A New Link Has Been Found Between Cannabis Use and Mania

Mattin Najafi

A New Link Has Been Found Between Cannabis Use and Mania

As of now, it is pretty difficult to find scientific studies on the effects of marijuana since the levels of THC, the psychoactive chemical in marijuana, have been rapidly increasing in the past few years. When you look at the typical percentage of THC in weed since the 60’s, it has been steadily increasing through the years, but it has been only in the past ten years or so that this number has skyrocketed, which means uncertainty for our youth. Only about ten years ago wax hit the market. People have been making “Hash Wax” for years, which is a concentration of different chemicals including marijuana and is used to get a more powerful high, but it has never had the potency that it has today until about 2010. In a marijuana joint in the 60’s, marijuana was running about 4-7% THC. Nowadays, marijuana is running anywhere from 15-30% THC. Wax runs right about 90-95% THC. So it is an incredibly strong concentration of THC.

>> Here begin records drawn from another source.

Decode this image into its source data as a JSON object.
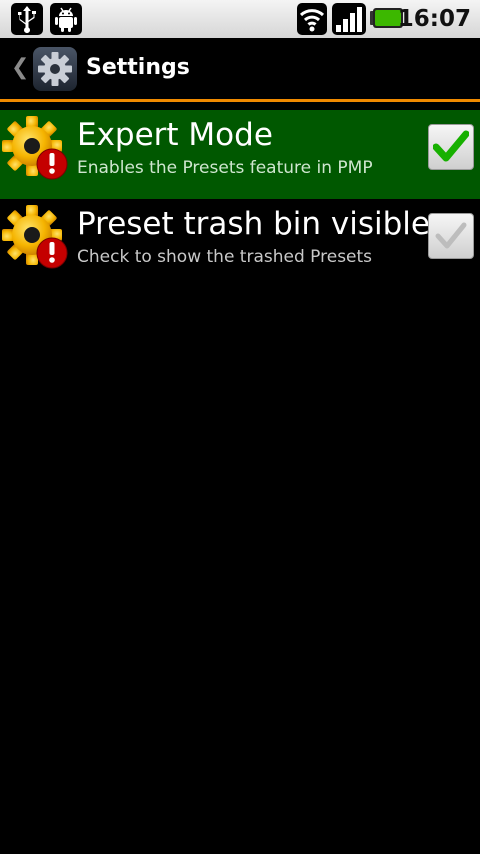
{
  "status_bar": {
    "time": "16:07",
    "icons": [
      "usb-icon",
      "android-debug-icon",
      "wifi-icon",
      "signal-icon",
      "battery-icon"
    ],
    "battery_color": "#3cb800"
  },
  "action_bar": {
    "title": "Settings",
    "back_glyph": "❮",
    "app_icon": "gear-icon"
  },
  "accent_color": "#f08a00",
  "preferences": [
    {
      "title": "Expert Mode",
      "summary": "Enables the Presets feature in PMP",
      "checked": true,
      "highlighted": true,
      "icon": "gear-warning-icon"
    },
    {
      "title": "Preset trash bin visible",
      "summary": "Check to show the trashed Presets",
      "checked": false,
      "highlighted": false,
      "icon": "gear-warning-icon"
    }
  ]
}
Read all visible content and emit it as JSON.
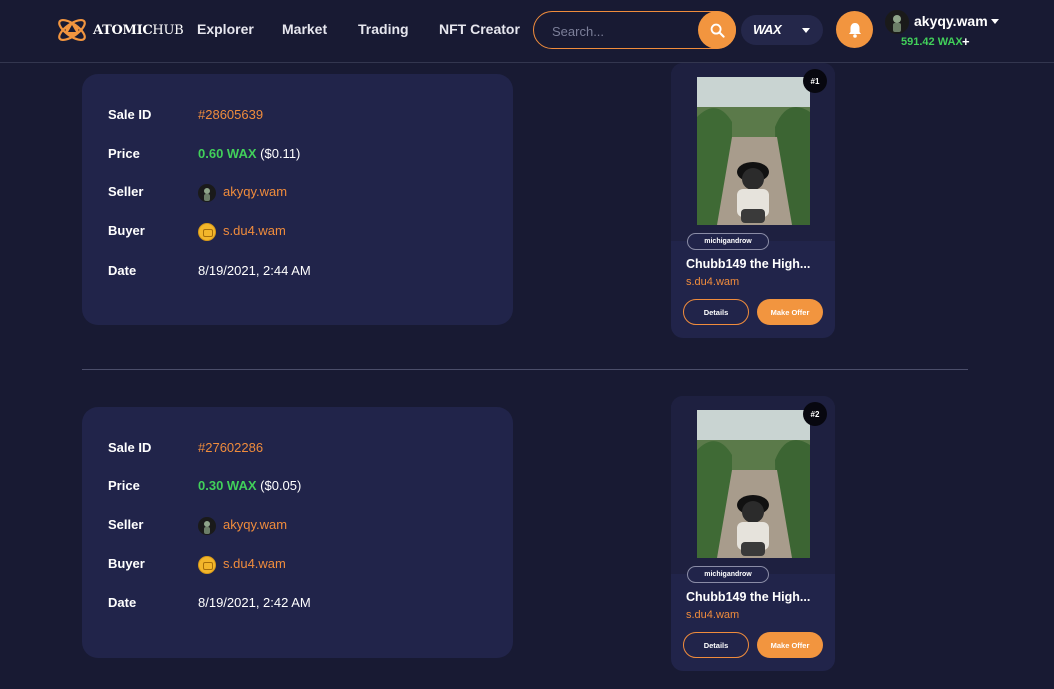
{
  "header": {
    "logo_text_bold": "ATOMIC",
    "logo_text_light": "HUB",
    "nav": [
      {
        "label": "Explorer"
      },
      {
        "label": "Market"
      },
      {
        "label": "Trading"
      },
      {
        "label": "NFT Creator"
      }
    ],
    "search_placeholder": "Search...",
    "chain_label": "WAX",
    "user": {
      "name": "akyqy.wam",
      "balance": "591.42 WAX",
      "add_funds": "+"
    }
  },
  "sales": [
    {
      "labels": {
        "sale_id": "Sale ID",
        "price": "Price",
        "seller": "Seller",
        "buyer": "Buyer",
        "date": "Date"
      },
      "sale_id": "#28605639",
      "price_wax": "0.60 WAX",
      "price_usd": "($0.11)",
      "seller": "akyqy.wam",
      "buyer": "s.du4.wam",
      "date": "8/19/2021, 2:44 AM",
      "nft": {
        "mint": "#1",
        "collection": "michigandrow",
        "name": "Chubb149 the High...",
        "owner": "s.du4.wam",
        "details_label": "Details",
        "offer_label": "Make Offer"
      }
    },
    {
      "labels": {
        "sale_id": "Sale ID",
        "price": "Price",
        "seller": "Seller",
        "buyer": "Buyer",
        "date": "Date"
      },
      "sale_id": "#27602286",
      "price_wax": "0.30 WAX",
      "price_usd": "($0.05)",
      "seller": "akyqy.wam",
      "buyer": "s.du4.wam",
      "date": "8/19/2021, 2:42 AM",
      "nft": {
        "mint": "#2",
        "collection": "michigandrow",
        "name": "Chubb149 the High...",
        "owner": "s.du4.wam",
        "details_label": "Details",
        "offer_label": "Make Offer"
      }
    }
  ],
  "colors": {
    "background": "#181a33",
    "card": "#21244a",
    "accent": "#f2953f",
    "link": "#f08c3c",
    "price": "#41d05a"
  },
  "icons": [
    "atom-logo-icon",
    "search-icon",
    "chevron-down-icon",
    "bell-icon",
    "avatar-icon",
    "coin-icon"
  ]
}
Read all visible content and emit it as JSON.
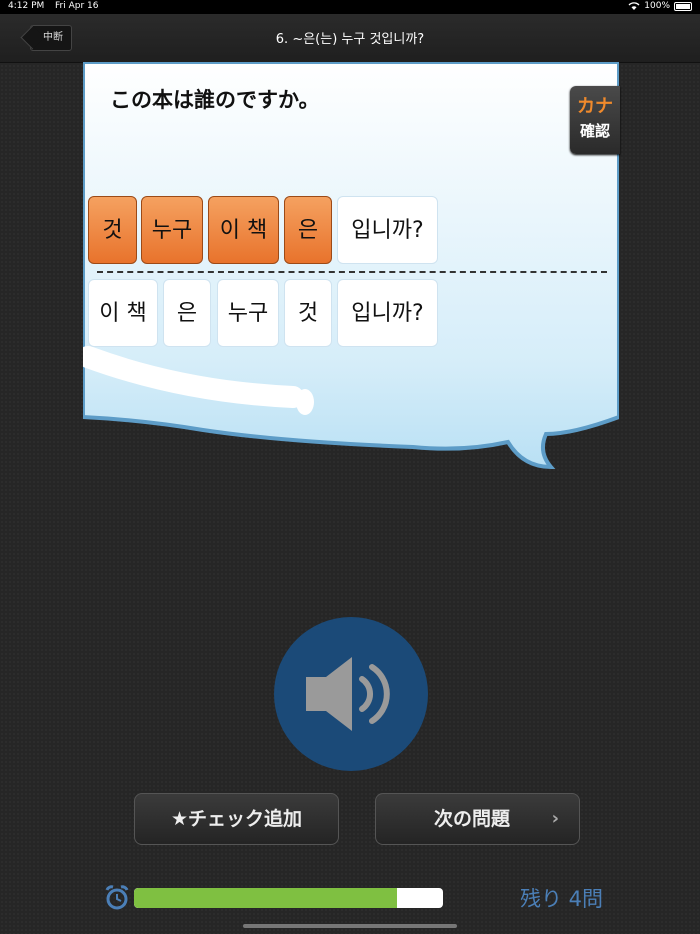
{
  "status_bar": {
    "time": "4:12 PM",
    "date": "Fri Apr 16",
    "battery": "100%"
  },
  "nav": {
    "back_label": "中断",
    "title": "6. ~은(는) 누구 것입니까?"
  },
  "question": {
    "text": "この本は誰のですか。"
  },
  "kana_button": {
    "line1": "カナ",
    "line2": "確認"
  },
  "answer_row": [
    "것",
    "누구",
    "이 책",
    "은",
    "입니까?"
  ],
  "choice_row": [
    "이 책",
    "은",
    "누구",
    "것",
    "입니까?"
  ],
  "buttons": {
    "check": "★チェック追加",
    "next": "次の問題",
    "next_chevron": "›"
  },
  "progress": {
    "value": 0.85,
    "remaining": "残り 4問"
  },
  "colors": {
    "tile_active": "#e8732c",
    "sound_button": "#1b4a78",
    "progress_fill": "#7fc041",
    "remaining_text": "#4b7fb7"
  }
}
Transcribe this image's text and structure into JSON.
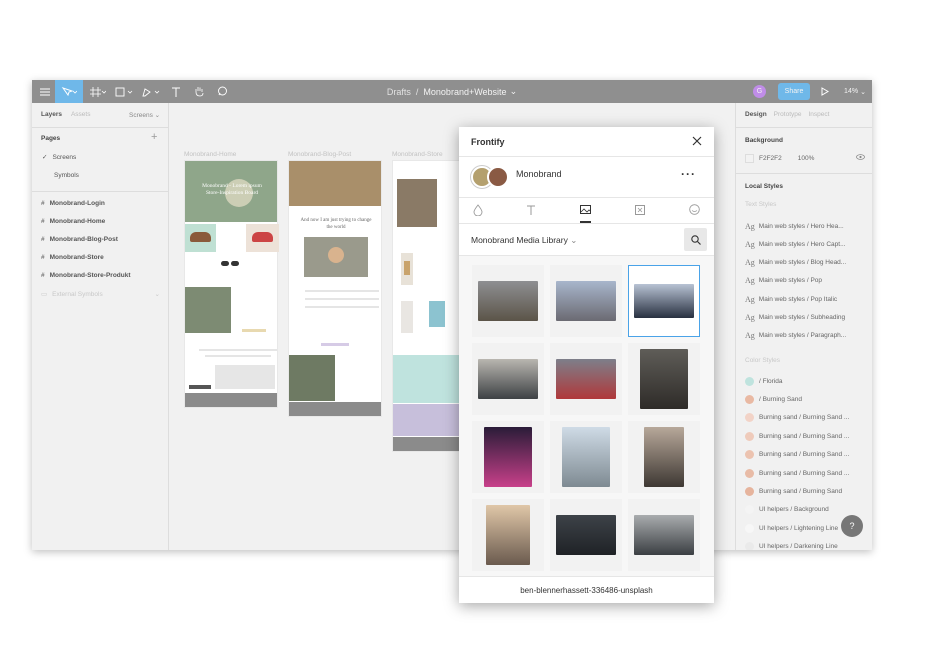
{
  "toolbar": {
    "breadcrumb_parent": "Drafts",
    "separator": "/",
    "file_name": "Monobrand+Website",
    "avatar_initial": "G",
    "share_label": "Share",
    "zoom": "14%"
  },
  "left_panel": {
    "tabs": [
      "Layers",
      "Assets"
    ],
    "screens_dropdown": "Screens",
    "pages_title": "Pages",
    "pages": [
      "Screens",
      "Symbols"
    ],
    "layers": [
      "Monobrand-Login",
      "Monobrand-Home",
      "Monobrand-Blog-Post",
      "Monobrand-Store",
      "Monobrand-Store-Produkt",
      "External Symbols"
    ]
  },
  "canvas": {
    "frames": [
      "Monobrand-Home",
      "Monobrand-Blog-Post",
      "Monobrand-Store"
    ],
    "home_hero_text": "Monobrand - Lorem ipsum Store-Inspiration Board",
    "blog_heading": "And now I am just trying to change the world"
  },
  "right_panel": {
    "tabs": [
      "Design",
      "Prototype",
      "Inspect"
    ],
    "background_title": "Background",
    "bg_color": "F2F2F2",
    "bg_opacity": "100%",
    "local_styles_title": "Local Styles",
    "text_styles_title": "Text Styles",
    "text_style_glyph": "Ag",
    "text_styles": [
      "Main web styles  / Hero Hea...",
      "Main web styles  / Hero Capt...",
      "Main web styles  / Blog Head...",
      "Main web styles  / Pop",
      "Main web styles  / Pop Italic",
      "Main web styles  / Subheading",
      "Main web styles  / Paragraph..."
    ],
    "color_styles_title": "Color Styles",
    "color_styles": [
      {
        "name": "/ Florida",
        "color": "#bfe3de"
      },
      {
        "name": "/ Burning Sand",
        "color": "#e9b9a3"
      },
      {
        "name": "Burning sand / Burning Sand ...",
        "color": "#f2d3c7"
      },
      {
        "name": "Burning sand / Burning Sand ...",
        "color": "#efcbbb"
      },
      {
        "name": "Burning sand / Burning Sand ...",
        "color": "#ecc3b0"
      },
      {
        "name": "Burning sand / Burning Sand ...",
        "color": "#e8bba6"
      },
      {
        "name": "Burning sand / Burning Sand",
        "color": "#e6b49d"
      },
      {
        "name": "UI helpers / Background",
        "color": "#f4f4f4"
      },
      {
        "name": "UI helpers / Lightening Line",
        "color": "#f7f7f7"
      },
      {
        "name": "UI helpers / Darkening Line",
        "color": "#eaeaea"
      }
    ],
    "help_label": "?"
  },
  "frontify": {
    "title": "Frontify",
    "brand_name": "Monobrand",
    "library_name": "Monobrand Media Library",
    "filename": "ben-blennerhassett-336486-unsplash",
    "thumbnails": [
      {
        "top": "#8e8f92",
        "bottom": "#5b5448"
      },
      {
        "top": "#a8b6cc",
        "bottom": "#6b6a72"
      },
      {
        "top": "#b8c3d4",
        "bottom": "#283040"
      },
      {
        "top": "#b9b6b0",
        "bottom": "#3d4144"
      },
      {
        "top": "#7d7f8a",
        "bottom": "#b0383a"
      },
      {
        "top": "#5f5d58",
        "bottom": "#2e2b28"
      },
      {
        "top": "#2a1c38",
        "bottom": "#c8408a"
      },
      {
        "top": "#cfdbe6",
        "bottom": "#7e8a92"
      },
      {
        "top": "#b7a89a",
        "bottom": "#3e3833"
      },
      {
        "top": "#e0c7a8",
        "bottom": "#6a5a4e"
      },
      {
        "top": "#3d4248",
        "bottom": "#1f2226"
      },
      {
        "top": "#a9acae",
        "bottom": "#3b3f43"
      }
    ]
  }
}
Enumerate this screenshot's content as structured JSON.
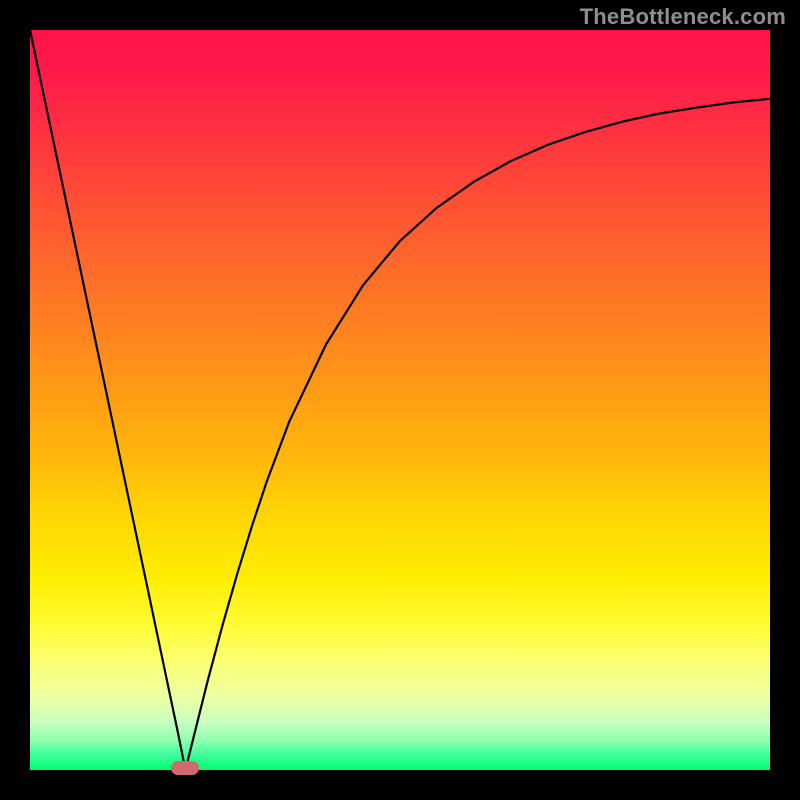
{
  "watermark": "TheBottleneck.com",
  "colors": {
    "frame": "#000000",
    "curve": "#000000",
    "marker": "#d16a6f",
    "watermark": "#8f8f8f",
    "gradient_top": "#ff1449",
    "gradient_bottom": "#00ff6a"
  },
  "chart_data": {
    "type": "line",
    "title": "",
    "xlabel": "",
    "ylabel": "",
    "xlim": [
      0,
      100
    ],
    "ylim": [
      0,
      100
    ],
    "grid": false,
    "legend": false,
    "x": [
      0,
      2,
      4,
      6,
      8,
      10,
      12,
      14,
      16,
      18,
      20,
      21,
      22,
      24,
      26,
      28,
      30,
      32,
      35,
      40,
      45,
      50,
      55,
      60,
      65,
      70,
      75,
      80,
      85,
      90,
      95,
      100
    ],
    "y": [
      100,
      90.5,
      81,
      71.5,
      62,
      52.5,
      43,
      33.5,
      24,
      14.5,
      5,
      0,
      4,
      12,
      19.5,
      26.5,
      33,
      39,
      47,
      57.5,
      65.5,
      71.5,
      76,
      79.5,
      82.3,
      84.5,
      86.2,
      87.6,
      88.7,
      89.5,
      90.2,
      90.7
    ],
    "marker": {
      "x": 21,
      "y": 0
    },
    "note": "Axis values are percentages of plot width/height; curve read off pixels — x measured left→right, y measured bottom→top."
  }
}
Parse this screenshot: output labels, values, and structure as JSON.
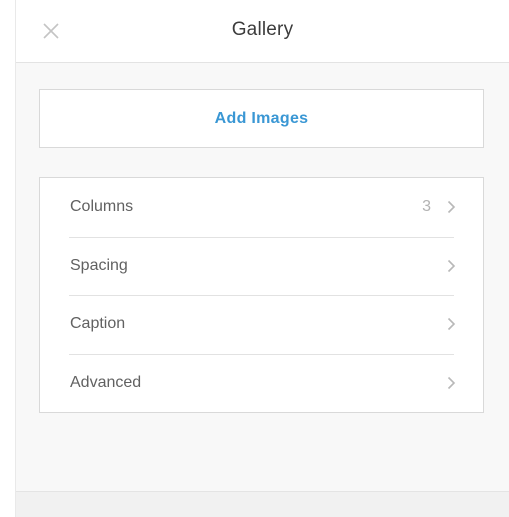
{
  "panel": {
    "title": "Gallery",
    "close_icon": "close-icon"
  },
  "actions": {
    "add_images_label": "Add Images",
    "accent_color": "#3a97d4"
  },
  "menu": {
    "items": [
      {
        "label": "Columns",
        "value": "3",
        "icon": "chevron-right-icon"
      },
      {
        "label": "Spacing",
        "value": "",
        "icon": "chevron-right-icon"
      },
      {
        "label": "Caption",
        "value": "",
        "icon": "chevron-right-icon"
      },
      {
        "label": "Advanced",
        "value": "",
        "icon": "chevron-right-icon"
      }
    ]
  }
}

A new study done by Warwick University of over 2,000 applicants looked at the possible link between manic episodes and marijuana use. Mania is a symptom of Bi-Polar disorder. Bi-Polar disorder consists of two episodes, mania and depressive. These episodes can last days, weeks, even months. In manic episodes, people may feel on top of the world, they can feel an incredible sense of urgency and motivation, which I know may not sound like a bad thing, but it also comes with a feeling of lowered need for sleep, extreme anger, paranoia, hyperactivity, and in extreme cases, delusions or hearing voices. The study that was done wanted to answer two questions, 1: Does marijuana worsen manic episodes in people who already have Bi-Polar disorder, and 2: Does marijuana create manic episodes in people that don’t already have them?

What they found was that in nearly all of their subjects, the use of marijuana predates their onset of manic episodes. This means that they were using marijuana before they were having manic episodes. And in nearly all of their subjects, the increased use of marijuana had actually worsened their episodes, making them more extreme and having increased levels of delusions, hallucinations, and hearing voices.

Dr. Steven Marwaha, lead author of the study, concluded the study by saying, “There are limited studies addressing the association of cannabis use and manic symptoms, which suggests this is a relatively neglected clinical issue. However, our review suggests that cannabis use is a major clinical problem occurring early in the evolving course of bipolar disorder. More research is needed…” and he continues by saying “Cannabis is [a] prevalent drug used by the under-18s and during this critical period of development services we should be especially aware of and responsive to the problems that cannabis use can cause for adolescent populations.” Simply put, this is an issue that needs more attention. We need to be looking at the effects of THC and marijuana before just deeming it safe, especially when it’s a completely different drug from the 60’s and 70’s. We also need to focus on our youth, since their brains are in the process of developing and figuring out how they are going to work for the rest of their lives, we need to worry about the effect that marijuana will have on that process.